Scan the entries below for the string "screenshot" and copy every line where it turns up.

= Beginning of Section =

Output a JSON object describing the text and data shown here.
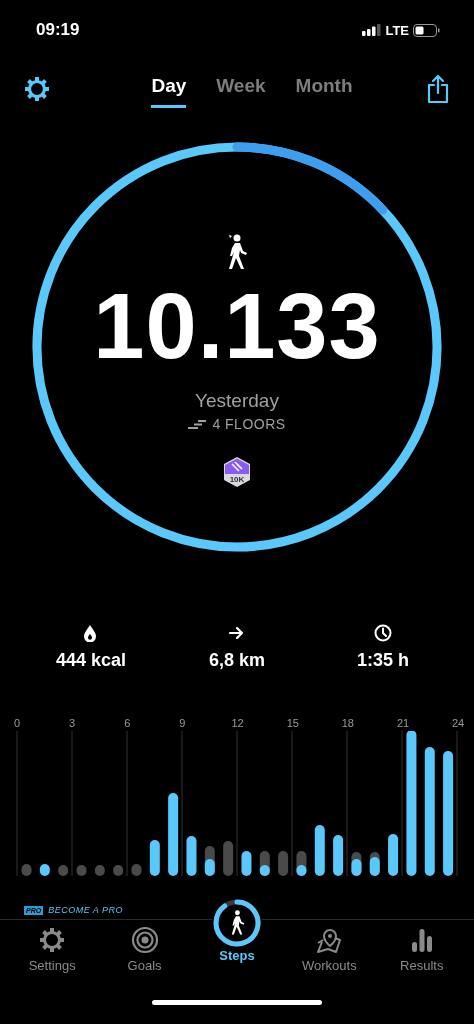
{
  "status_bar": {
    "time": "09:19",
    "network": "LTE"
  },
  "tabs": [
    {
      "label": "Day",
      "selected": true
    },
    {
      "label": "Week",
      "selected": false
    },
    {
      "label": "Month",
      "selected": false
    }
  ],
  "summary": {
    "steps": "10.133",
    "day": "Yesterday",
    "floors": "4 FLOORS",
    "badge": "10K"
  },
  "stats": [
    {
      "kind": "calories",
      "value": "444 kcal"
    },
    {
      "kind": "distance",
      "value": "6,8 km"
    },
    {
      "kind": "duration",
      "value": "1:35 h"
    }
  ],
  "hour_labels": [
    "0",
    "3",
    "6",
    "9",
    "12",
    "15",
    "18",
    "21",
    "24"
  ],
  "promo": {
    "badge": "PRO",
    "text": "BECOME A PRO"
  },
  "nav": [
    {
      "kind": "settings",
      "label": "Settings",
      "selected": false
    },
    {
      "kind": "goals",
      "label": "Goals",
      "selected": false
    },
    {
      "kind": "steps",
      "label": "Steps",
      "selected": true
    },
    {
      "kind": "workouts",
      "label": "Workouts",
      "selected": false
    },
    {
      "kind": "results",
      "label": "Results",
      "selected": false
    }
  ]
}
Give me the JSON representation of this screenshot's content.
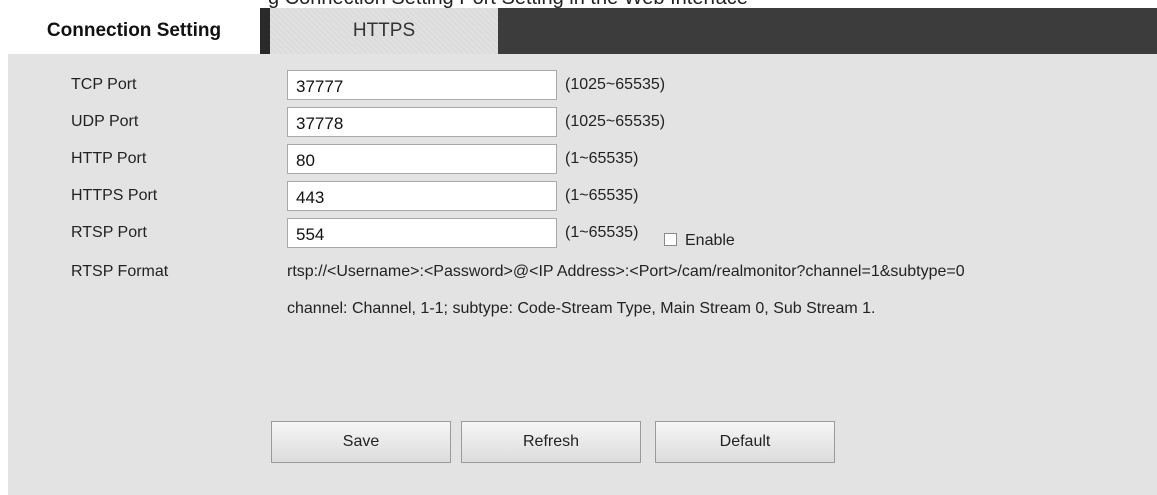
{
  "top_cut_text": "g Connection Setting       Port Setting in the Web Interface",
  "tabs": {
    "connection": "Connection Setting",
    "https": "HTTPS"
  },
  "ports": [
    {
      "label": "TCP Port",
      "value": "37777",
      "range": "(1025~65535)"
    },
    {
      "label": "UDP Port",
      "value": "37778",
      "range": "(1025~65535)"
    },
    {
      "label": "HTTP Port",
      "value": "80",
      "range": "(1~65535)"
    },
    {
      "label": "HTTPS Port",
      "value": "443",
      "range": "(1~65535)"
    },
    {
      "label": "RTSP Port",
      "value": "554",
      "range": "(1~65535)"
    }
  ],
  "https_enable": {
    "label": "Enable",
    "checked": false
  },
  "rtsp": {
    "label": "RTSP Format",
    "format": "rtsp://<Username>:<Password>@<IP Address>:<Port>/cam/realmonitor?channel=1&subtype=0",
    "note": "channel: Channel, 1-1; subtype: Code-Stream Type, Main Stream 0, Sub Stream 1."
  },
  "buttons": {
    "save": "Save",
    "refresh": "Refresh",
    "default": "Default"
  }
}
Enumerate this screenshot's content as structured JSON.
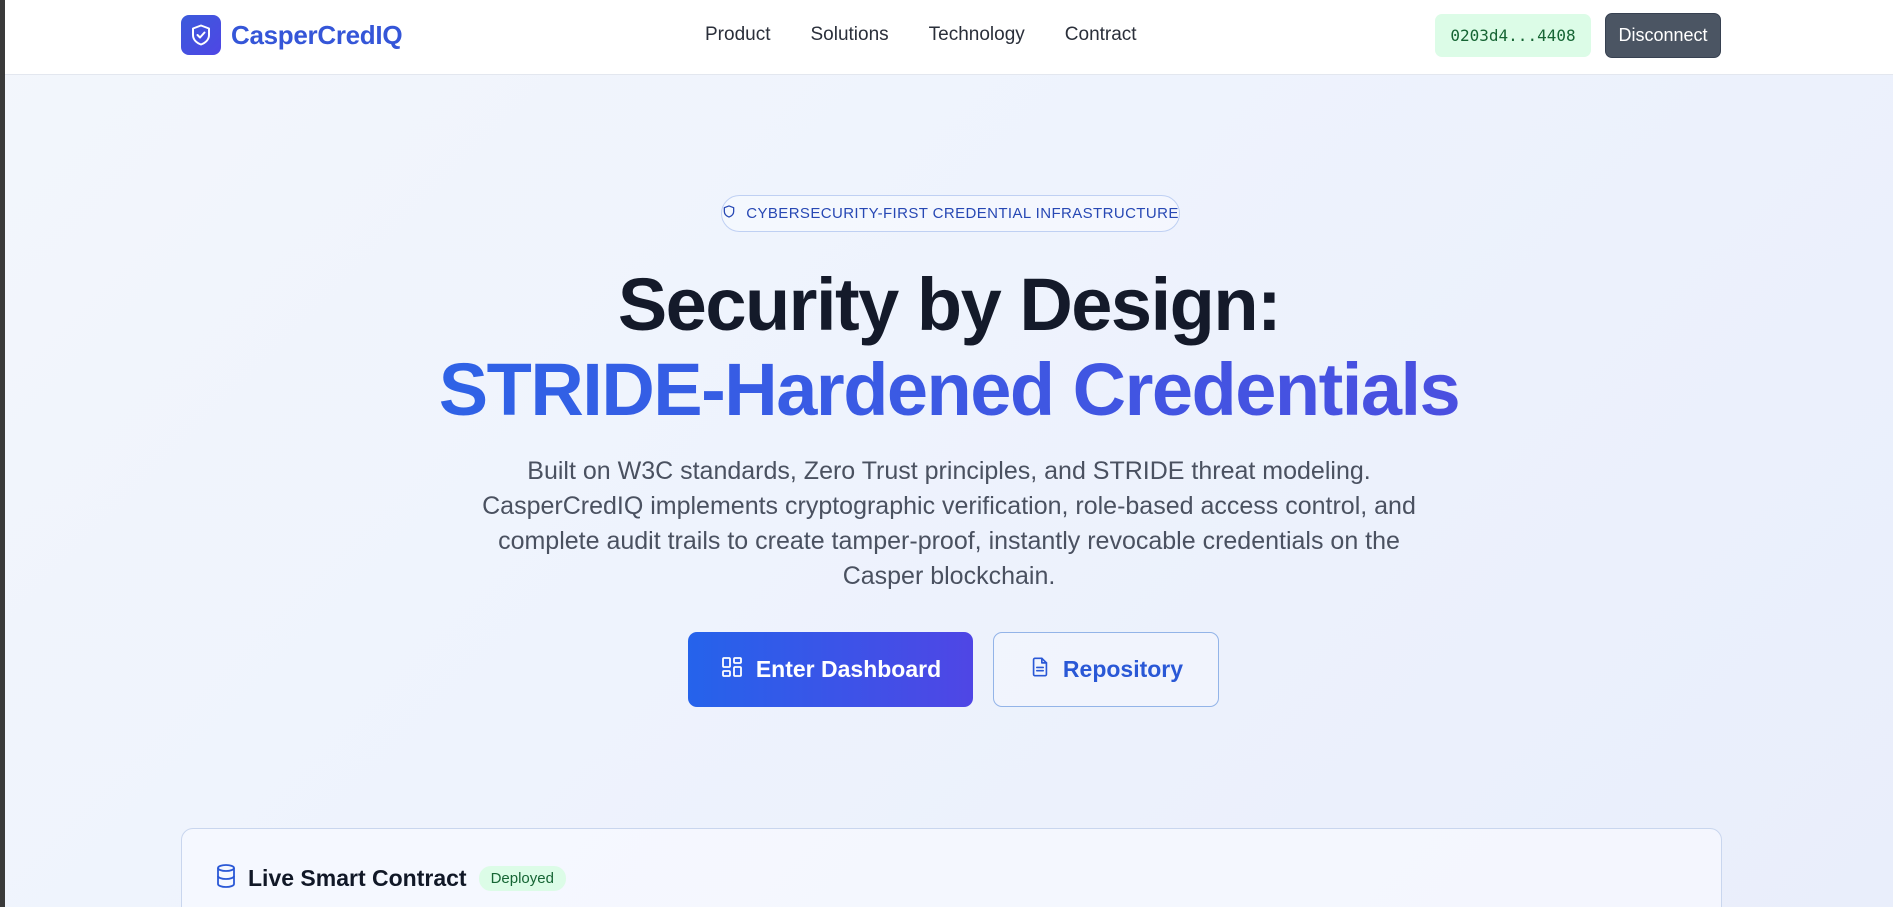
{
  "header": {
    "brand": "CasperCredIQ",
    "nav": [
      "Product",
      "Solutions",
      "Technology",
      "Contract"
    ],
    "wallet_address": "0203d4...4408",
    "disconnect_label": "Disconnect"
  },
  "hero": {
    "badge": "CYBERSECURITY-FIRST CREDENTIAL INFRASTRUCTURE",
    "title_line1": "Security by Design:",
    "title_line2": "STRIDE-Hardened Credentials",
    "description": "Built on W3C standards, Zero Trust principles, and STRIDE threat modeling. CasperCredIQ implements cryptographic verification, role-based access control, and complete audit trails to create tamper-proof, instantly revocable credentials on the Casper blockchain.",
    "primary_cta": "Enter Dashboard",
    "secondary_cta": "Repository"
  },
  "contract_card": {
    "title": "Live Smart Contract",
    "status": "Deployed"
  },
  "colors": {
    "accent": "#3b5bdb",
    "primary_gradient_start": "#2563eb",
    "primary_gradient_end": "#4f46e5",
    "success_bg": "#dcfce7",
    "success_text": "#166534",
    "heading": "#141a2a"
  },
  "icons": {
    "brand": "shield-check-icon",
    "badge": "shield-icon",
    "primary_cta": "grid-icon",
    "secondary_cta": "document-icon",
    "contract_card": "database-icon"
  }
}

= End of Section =
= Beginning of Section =

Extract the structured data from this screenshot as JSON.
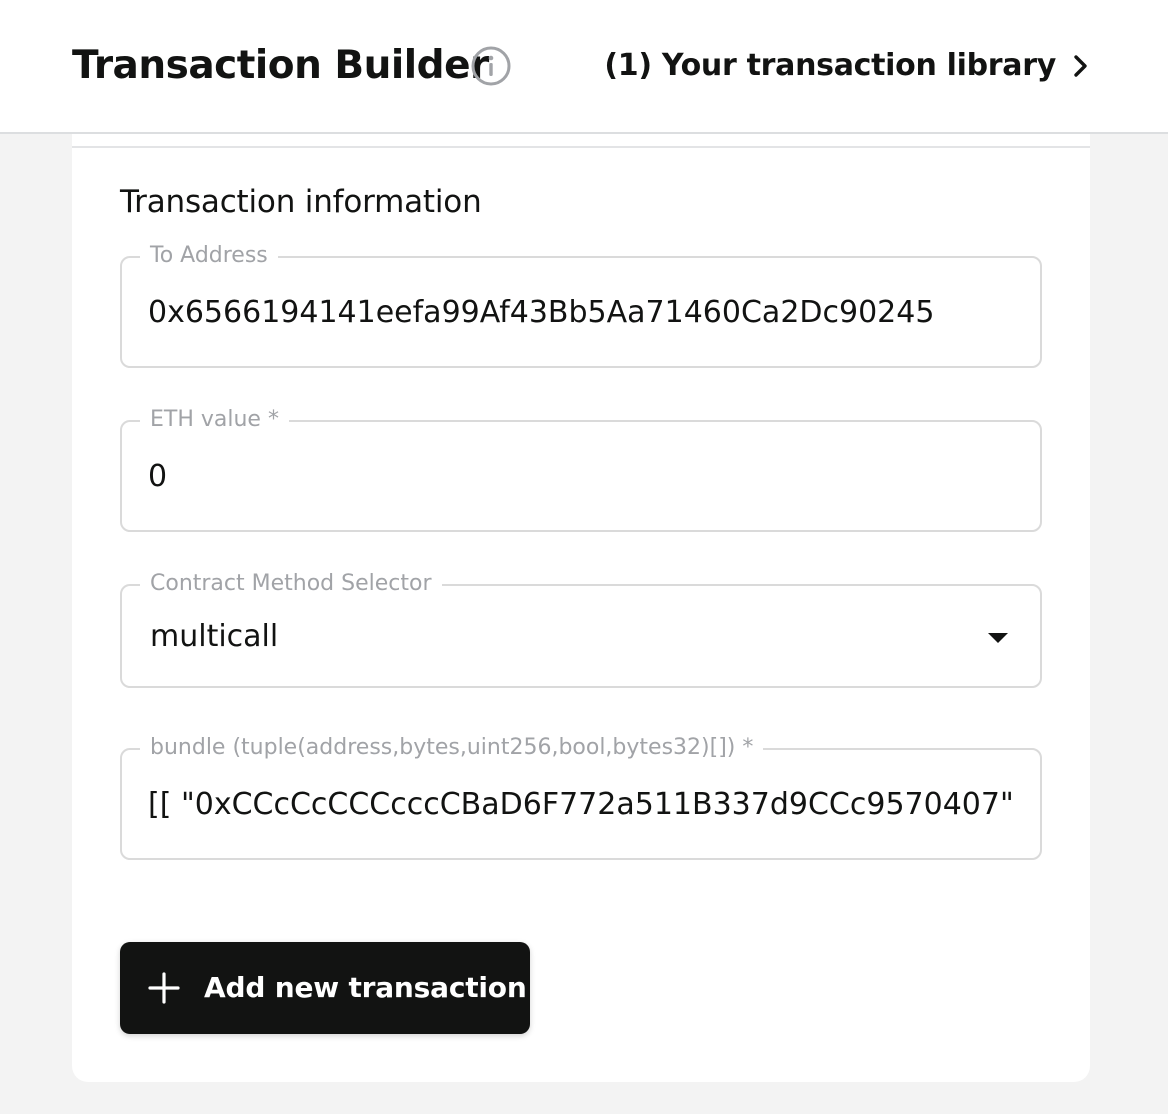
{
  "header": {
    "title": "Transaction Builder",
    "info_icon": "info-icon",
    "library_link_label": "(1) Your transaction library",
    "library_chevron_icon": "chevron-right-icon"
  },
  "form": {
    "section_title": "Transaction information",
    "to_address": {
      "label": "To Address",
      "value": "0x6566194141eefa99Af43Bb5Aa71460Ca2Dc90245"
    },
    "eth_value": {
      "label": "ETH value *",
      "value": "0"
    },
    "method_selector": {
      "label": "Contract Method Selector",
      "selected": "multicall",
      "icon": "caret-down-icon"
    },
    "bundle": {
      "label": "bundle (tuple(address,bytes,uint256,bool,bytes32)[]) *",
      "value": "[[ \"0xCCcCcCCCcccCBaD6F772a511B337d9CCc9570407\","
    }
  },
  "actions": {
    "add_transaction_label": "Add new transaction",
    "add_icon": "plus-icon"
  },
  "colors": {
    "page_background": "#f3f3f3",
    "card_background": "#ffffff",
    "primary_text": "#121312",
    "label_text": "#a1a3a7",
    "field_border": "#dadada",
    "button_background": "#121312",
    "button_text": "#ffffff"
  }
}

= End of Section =
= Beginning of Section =

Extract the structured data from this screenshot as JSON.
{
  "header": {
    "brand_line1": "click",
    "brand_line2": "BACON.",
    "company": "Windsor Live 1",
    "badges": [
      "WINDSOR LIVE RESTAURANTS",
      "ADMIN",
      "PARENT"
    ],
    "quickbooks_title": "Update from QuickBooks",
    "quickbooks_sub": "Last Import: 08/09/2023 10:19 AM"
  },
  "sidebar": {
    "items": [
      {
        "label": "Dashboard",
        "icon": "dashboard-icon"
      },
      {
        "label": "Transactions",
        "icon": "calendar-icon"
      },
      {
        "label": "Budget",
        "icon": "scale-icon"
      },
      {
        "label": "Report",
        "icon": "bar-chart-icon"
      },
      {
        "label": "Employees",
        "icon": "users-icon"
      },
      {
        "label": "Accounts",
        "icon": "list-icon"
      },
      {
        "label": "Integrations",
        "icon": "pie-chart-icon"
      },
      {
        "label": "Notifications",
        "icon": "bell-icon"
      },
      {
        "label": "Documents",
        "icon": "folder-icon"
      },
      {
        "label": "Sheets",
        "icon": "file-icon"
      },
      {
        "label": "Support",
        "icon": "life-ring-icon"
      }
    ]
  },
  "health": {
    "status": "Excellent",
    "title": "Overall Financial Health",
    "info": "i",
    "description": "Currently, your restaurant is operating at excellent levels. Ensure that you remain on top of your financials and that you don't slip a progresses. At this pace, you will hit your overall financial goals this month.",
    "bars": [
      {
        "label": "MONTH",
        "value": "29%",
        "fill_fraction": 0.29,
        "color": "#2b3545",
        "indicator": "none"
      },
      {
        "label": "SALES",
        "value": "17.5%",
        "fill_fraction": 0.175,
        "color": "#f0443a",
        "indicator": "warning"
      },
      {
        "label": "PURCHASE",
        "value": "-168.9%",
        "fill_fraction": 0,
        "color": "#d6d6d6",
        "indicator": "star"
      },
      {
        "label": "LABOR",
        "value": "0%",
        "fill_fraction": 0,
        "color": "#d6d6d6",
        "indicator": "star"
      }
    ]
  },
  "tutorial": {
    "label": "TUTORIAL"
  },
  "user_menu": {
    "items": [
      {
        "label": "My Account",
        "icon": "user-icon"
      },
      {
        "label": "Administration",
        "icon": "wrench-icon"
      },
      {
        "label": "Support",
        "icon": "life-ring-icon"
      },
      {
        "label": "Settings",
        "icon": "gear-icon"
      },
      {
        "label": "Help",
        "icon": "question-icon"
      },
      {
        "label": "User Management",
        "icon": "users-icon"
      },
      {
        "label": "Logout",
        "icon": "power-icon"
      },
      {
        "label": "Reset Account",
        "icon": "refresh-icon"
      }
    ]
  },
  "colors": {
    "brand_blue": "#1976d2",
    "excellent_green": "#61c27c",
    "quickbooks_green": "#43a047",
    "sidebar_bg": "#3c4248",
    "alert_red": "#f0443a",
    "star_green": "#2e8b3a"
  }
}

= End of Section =

### The completed task
Give me the JSON representation of this screenshot's content.
Enumerate this screenshot's content as structured JSON.
Extract the structured data from this screenshot as JSON.
Extract the structured data from this screenshot as JSON.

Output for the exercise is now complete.